Boehner’s probably right. The order only affects future contracts, and most federal contractors likely pay their employees more than $10.10 anyway. But no matter, because what Obama has done is seized on an issue of consequence and finally, even if ineffectually, done something about it. He’ll get points for that, points he should be able to turn into ballot-box wins for Democrats in the upcoming midterm elections.
The larger worry that the president seeks to address is the deteriorating circumstances of the middle class. Those families — neither rich nor poor — have been taking a beating. The share of Americans who think of themselves as middle class is now 44 percent, down from 53 percent in 2008, according to a new survey from the Pew Research Center. The causes of these changes are complex and over time — especially with the economic recovery underway — some of it might right itself. Any proposed solutions are complex as well. But one fix, at least, appears simple and immediate: Increase the minimum wage. “Give America a raise!” Obama urged in his address, and really, what not-so-well-paid voter wouldn’t want that? Few, I think, which is exactly what makes it so politically powerful.
First put in place in 1938, the federal minimum wage started at just 25 cents (of course, back then two bits could get you a shave and a haircut). It’s not pegged to inflation, so Congress has to legislate any changes. The last rise in 2009 was to $7.25, which is, historically speaking, comparatively low. The high point for the minimum wage was 1968, when the real rate (that is, adjusted for inflation) was $10.77. Today’s minimum is thus a third less, which gives Obama much room to argue that any proposed increase is long overdue.

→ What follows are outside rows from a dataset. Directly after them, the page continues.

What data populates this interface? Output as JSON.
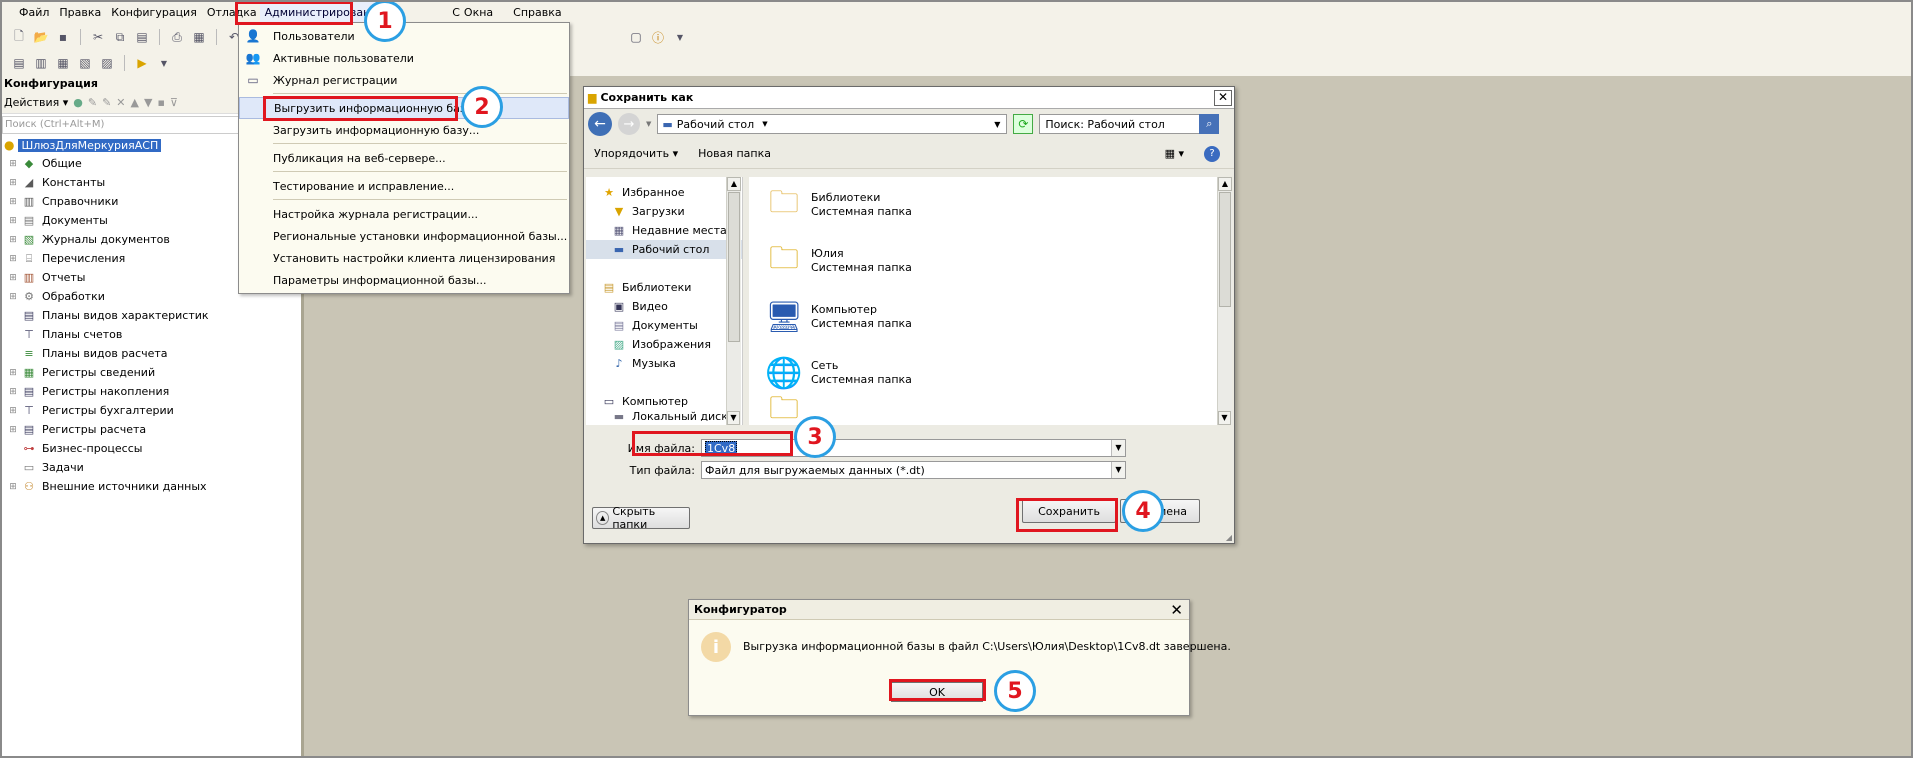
{
  "menubar": {
    "items": [
      "Файл",
      "Правка",
      "Конфигурация",
      "Отладка",
      "Администрирование",
      "С",
      "Окна",
      "Справка"
    ]
  },
  "config_panel": {
    "title": "Конфигурация",
    "actions_label": "Действия",
    "search_placeholder": "Поиск (Ctrl+Alt+M)",
    "root": "ШлюзДляМеркурияАСП",
    "items": [
      "Общие",
      "Константы",
      "Справочники",
      "Документы",
      "Журналы документов",
      "Перечисления",
      "Отчеты",
      "Обработки",
      "Планы видов характеристик",
      "Планы счетов",
      "Планы видов расчета",
      "Регистры сведений",
      "Регистры накопления",
      "Регистры бухгалтерии",
      "Регистры расчета",
      "Бизнес-процессы",
      "Задачи",
      "Внешние источники данных"
    ]
  },
  "admin_menu": {
    "items": [
      "Пользователи",
      "Активные пользователи",
      "Журнал регистрации",
      "Выгрузить информационную базу...",
      "Загрузить информационную базу...",
      "Публикация на веб-сервере...",
      "Тестирование и исправление...",
      "Настройка журнала регистрации...",
      "Региональные установки информационной базы...",
      "Установить настройки клиента лицензирования",
      "Параметры информационной базы..."
    ]
  },
  "save_dialog": {
    "title": "Сохранить как",
    "location": "Рабочий стол",
    "search_placeholder": "Поиск: Рабочий стол",
    "organize_label": "Упорядочить",
    "new_folder_label": "Новая папка",
    "nav": {
      "favorites": "Избранное",
      "downloads": "Загрузки",
      "recent": "Недавние места",
      "desktop": "Рабочий стол",
      "libraries": "Библиотеки",
      "video": "Видео",
      "documents": "Документы",
      "images": "Изображения",
      "music": "Музыка",
      "computer": "Компьютер",
      "local_disk": "Локальный диск ("
    },
    "files": [
      {
        "name": "Библиотеки",
        "type": "Системная папка"
      },
      {
        "name": "Юлия",
        "type": "Системная папка"
      },
      {
        "name": "Компьютер",
        "type": "Системная папка"
      },
      {
        "name": "Сеть",
        "type": "Системная папка"
      }
    ],
    "file_name_label": "Имя файла:",
    "file_name_value": "1Cv8",
    "file_type_label": "Тип файла:",
    "file_type_value": "Файл для выгружаемых данных (*.dt)",
    "hide_folders_label": "Скрыть папки",
    "save_label": "Сохранить",
    "cancel_label": "мена"
  },
  "info_dialog": {
    "title": "Конфигуратор",
    "message": "Выгрузка информационной базы в файл C:\\Users\\Юлия\\Desktop\\1Cv8.dt завершена.",
    "ok_label": "OK"
  },
  "annotations": [
    "1",
    "2",
    "3",
    "4",
    "5"
  ],
  "colors": {
    "annotation_red": "#e0161f",
    "annotation_blue": "#2b9fe3",
    "workspace": "#c9c5b5",
    "selection": "#316ac5"
  }
}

The push-back to hiking the minimum wage is that it’s a job killer. In theory, increases to wages cause businesses to hire less (in the same way that an increase in the price of a product would cause consumers to buy less of it). But sometimes theory gets hijacked by reality. Economists endlessly debate the point, but much data suggest past rises haven’t significantly hurt jobs. “Why does the minimum wage have no discernable effect on employment?” wonders a 2013 study from the left-learning Center for Economic and Policy Research. The report advances a number of explanations. Better-paid employees stay with their jobs, companies find other efficiencies to compensate, businesses simply raise prices, or incomes of the highest paid get slightly reduced.
Granted, at some point a large boost to the minimum wage — say doubling or tripling it — would wreak economic havoc. But at the modest levels Obama is proposing? Probably not.

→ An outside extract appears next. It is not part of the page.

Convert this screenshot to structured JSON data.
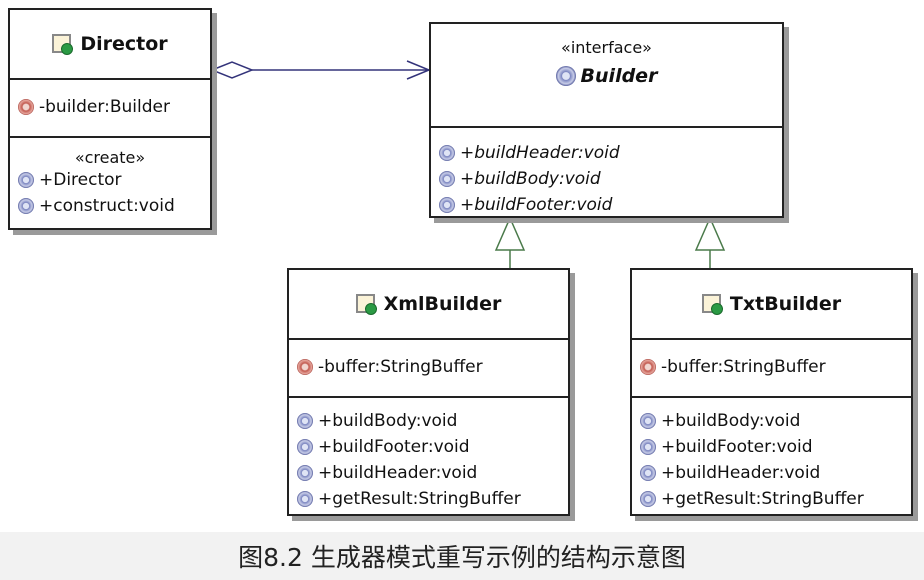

But the impact on wage earners would be huge. A full-time worker making the minimum today grosses around $14,500. A boost to $10.10 would push annual earnings to $20,200. Is nearly $500 a month meaningful? You bet it is. Moreover, increases in the minimum wage tend to have a ratchet effect, in that workers now paid slightly more than the minimum will also see their compensation go up.
You can see where this goes politically. Some argue that since lower-paid workers tend to vote for Democrats anyway, there’s no real political gain to be had from the increase. But during his reelection, Obama’s team figured out that there were certain wedge issues — such as same-sex marriage or immigration reform — that would energize segments of the Democratic base, boosting turnout and overwhelming less-enthusiastic Republican voters. The minimum wage is a wedge issue too. If Republicans resist an increase, they’ll look to be denying money in families’ pockets all out of some nebulous concern for well-heeled corporations. Us versus them doesn’t make for a pretty picture — unless, of course, you’re a Democratic strategist seeing that a path to victory runs along a minimum wage road.